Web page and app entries
═══
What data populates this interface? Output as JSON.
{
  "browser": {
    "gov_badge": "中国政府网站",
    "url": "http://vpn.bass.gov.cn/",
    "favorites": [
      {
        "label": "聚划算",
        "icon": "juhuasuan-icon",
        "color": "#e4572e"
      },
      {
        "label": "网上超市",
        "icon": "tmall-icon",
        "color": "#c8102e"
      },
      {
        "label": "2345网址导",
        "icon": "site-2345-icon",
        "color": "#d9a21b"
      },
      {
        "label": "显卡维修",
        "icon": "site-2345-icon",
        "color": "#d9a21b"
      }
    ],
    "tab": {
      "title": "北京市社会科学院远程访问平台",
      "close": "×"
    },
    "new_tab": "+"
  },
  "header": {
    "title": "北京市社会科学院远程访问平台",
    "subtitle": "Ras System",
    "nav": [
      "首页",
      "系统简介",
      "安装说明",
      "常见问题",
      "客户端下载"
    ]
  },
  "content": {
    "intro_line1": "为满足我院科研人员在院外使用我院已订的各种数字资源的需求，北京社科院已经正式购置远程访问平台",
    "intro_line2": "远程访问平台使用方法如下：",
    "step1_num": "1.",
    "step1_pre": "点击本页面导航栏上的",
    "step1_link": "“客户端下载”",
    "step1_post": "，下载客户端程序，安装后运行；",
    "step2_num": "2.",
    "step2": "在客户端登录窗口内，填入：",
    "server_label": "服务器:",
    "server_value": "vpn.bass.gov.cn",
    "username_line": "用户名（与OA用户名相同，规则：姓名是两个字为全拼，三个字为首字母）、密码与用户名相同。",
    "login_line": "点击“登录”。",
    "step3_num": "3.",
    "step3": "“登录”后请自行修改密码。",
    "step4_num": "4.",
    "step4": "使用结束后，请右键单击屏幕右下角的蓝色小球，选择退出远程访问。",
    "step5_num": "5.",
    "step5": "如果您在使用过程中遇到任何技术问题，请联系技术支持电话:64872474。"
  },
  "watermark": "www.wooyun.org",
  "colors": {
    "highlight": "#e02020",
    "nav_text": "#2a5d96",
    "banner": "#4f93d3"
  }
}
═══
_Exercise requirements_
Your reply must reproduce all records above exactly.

_Solution_
What data populates this interface? Output as JSON.
{
  "browser": {
    "gov_badge": "中国政府网站",
    "url": "http://vpn.bass.gov.cn/",
    "favorites": [
      {
        "label": "聚划算",
        "icon": "juhuasuan-icon",
        "color": "#e4572e"
      },
      {
        "label": "网上超市",
        "icon": "tmall-icon",
        "color": "#c8102e"
      },
      {
        "label": "2345网址导",
        "icon": "site-2345-icon",
        "color": "#d9a21b"
      },
      {
        "label": "显卡维修",
        "icon": "site-2345-icon",
        "color": "#d9a21b"
      }
    ],
    "tab": {
      "title": "北京市社会科学院远程访问平台",
      "close": "×"
    },
    "new_tab": "+"
  },
  "header": {
    "title": "北京市社会科学院远程访问平台",
    "subtitle": "Ras System",
    "nav": [
      "首页",
      "系统简介",
      "安装说明",
      "常见问题",
      "客户端下载"
    ]
  },
  "content": {
    "intro_line1": "为满足我院科研人员在院外使用我院已订的各种数字资源的需求，北京社科院已经正式购置远程访问平台",
    "intro_line2": "远程访问平台使用方法如下：",
    "step1_num": "1.",
    "step1_pre": "点击本页面导航栏上的",
    "step1_link": "“客户端下载”",
    "step1_post": "，下载客户端程序，安装后运行；",
    "step2_num": "2.",
    "step2": "在客户端登录窗口内，填入：",
    "server_label": "服务器:",
    "server_value": "vpn.bass.gov.cn",
    "username_line": "用户名（与OA用户名相同，规则：姓名是两个字为全拼，三个字为首字母）、密码与用户名相同。",
    "login_line": "点击“登录”。",
    "step3_num": "3.",
    "step3": "“登录”后请自行修改密码。",
    "step4_num": "4.",
    "step4": "使用结束后，请右键单击屏幕右下角的蓝色小球，选择退出远程访问。",
    "step5_num": "5.",
    "step5": "如果您在使用过程中遇到任何技术问题，请联系技术支持电话:64872474。"
  },
  "watermark": "www.wooyun.org",
  "colors": {
    "highlight": "#e02020",
    "nav_text": "#2a5d96",
    "banner": "#4f93d3"
  }
}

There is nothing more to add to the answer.